Just as important is microchipping and pet insurance for the first few weeks of ownership. Microchipping is compulsory in many countries, unless a certificate signed by a veterinarian states otherwise, whereas pet insurance is highly recommended since most providers don’t cover you during the first 14 days of a new policy.
A responsible breeder will also not, under any circumstances, send their puppies home before they have reached 8 weeks of age. Early separation of puppies from their mom and littermates can lead to an unwanted mix of behavioral, emotional and psychological issues.
We understand that you are eager to bring your new puppy home as soon as possible, but the risk is simply not worth the short-lived reward.
When all is said and done, supporting a breeder that has the dog’s best interest at heart will benefit both you and your new four-legged family member. That said, there are some unscrupulous breeders that care more about money than they do about the health of their puppies or the happiness of their buyers.
Fortunately, these cruel breeders with only profit in mind can easily be spotted and avoided, as long as you know what to look out for.
What should you avoid?
First and foremost, limited information is a telltale warning sign. If the original listing is only one or two sentences long and no veterinarian contact details are provided, walk away from the seller immediately!
This also applies to situations in which the breeder cannot show proof of relevant genetic testing, health certificates, microchipping, insurance, vaccinations and worming.
A puppy with a pet passport is another red flag, since a passport at such a young age likely means that the puppy was bred abroad and imported for commercial sale. As a result, the puppy may be traumatized and act out in later years. You also have no information about the litter or its parents, and no way of checking where your puppy spent the first few weeks of its life.
Avoid breeders that offer to meet you in any place other than their home or kennel, this includes offering to drop the puppy off at your own house.
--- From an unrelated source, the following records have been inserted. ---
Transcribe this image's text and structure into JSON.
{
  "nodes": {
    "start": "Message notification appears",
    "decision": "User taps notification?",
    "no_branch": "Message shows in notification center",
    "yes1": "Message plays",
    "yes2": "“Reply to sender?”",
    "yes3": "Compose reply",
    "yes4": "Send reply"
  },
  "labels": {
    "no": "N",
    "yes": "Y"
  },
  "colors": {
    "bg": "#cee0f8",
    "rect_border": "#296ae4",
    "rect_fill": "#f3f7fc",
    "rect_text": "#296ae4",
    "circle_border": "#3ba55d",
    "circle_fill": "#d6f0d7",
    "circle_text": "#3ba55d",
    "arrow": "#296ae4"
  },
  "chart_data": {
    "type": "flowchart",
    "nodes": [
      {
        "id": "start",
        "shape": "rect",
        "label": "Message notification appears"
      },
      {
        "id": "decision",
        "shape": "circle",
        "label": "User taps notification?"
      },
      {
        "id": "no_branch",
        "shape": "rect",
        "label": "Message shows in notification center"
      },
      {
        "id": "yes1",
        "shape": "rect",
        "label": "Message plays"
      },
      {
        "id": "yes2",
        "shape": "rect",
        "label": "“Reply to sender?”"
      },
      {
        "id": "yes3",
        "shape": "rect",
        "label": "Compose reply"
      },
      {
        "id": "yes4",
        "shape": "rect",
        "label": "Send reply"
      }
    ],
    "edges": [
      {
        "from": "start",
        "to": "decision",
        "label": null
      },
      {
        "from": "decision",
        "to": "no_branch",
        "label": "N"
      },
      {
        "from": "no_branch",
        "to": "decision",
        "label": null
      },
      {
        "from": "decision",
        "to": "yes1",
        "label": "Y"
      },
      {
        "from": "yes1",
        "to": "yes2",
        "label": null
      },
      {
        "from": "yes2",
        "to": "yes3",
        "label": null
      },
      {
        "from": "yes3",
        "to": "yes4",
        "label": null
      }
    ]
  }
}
While it may seem like a nice gesture, wanting to meet off-site often means that the breeder has something to hide.
You should always verify where the puppies have been brought up and what conditions they have been exposed to.
Along those same lines, do not accept excuses for not being able to meet your puppy before you are due to bring him or her home. This applies to meeting the puppy’s parents and littermates as well.
When purchasing a puppy, you should be able to speak with the breeder’s references and assess the health and well-being of the puppy’s family members.
Avoid the term “backyard breeder” at all costs, as it refers to breeders with little to no knowledge of the industry. While their practices are not necessarily unethical, especially compared to those of puppy mills, they fail to meet acceptable standards of “responsible dog breeders”. In other words, these puppies are often carelessly bred without consideration for genetic matching or kennel registration, resulting in unwanted or unhealthy dogs.
For instance, puppies from backyard breeders may be the consequence of accidental litters with another dog in the neighborhood, or a one-time planned litter by a family who selfishly thought it could be a fun experience. The price point for these puppies is usually less than that of a responsible breeder, but more often than not, the dog’s health and behavioral issues will cost you more further down the road.
Last but not least, avoid breeders that seem dishonest or uneducated - and trust your intuition!
One such example is a toy-dog breeder that markets a “teacup” variety, as so-called teacup dogs are bred through runts and don’t belong to an actual size classification. Unfortunately dishonest dog breeding and illegal puppy trade is just part of the business, but going through a breeder doesn’t have to mean supporting these unethical practices.
Explore the options, do your research and don’t rush into something that doesn’t feel 100% right.
We wish you the best of luck!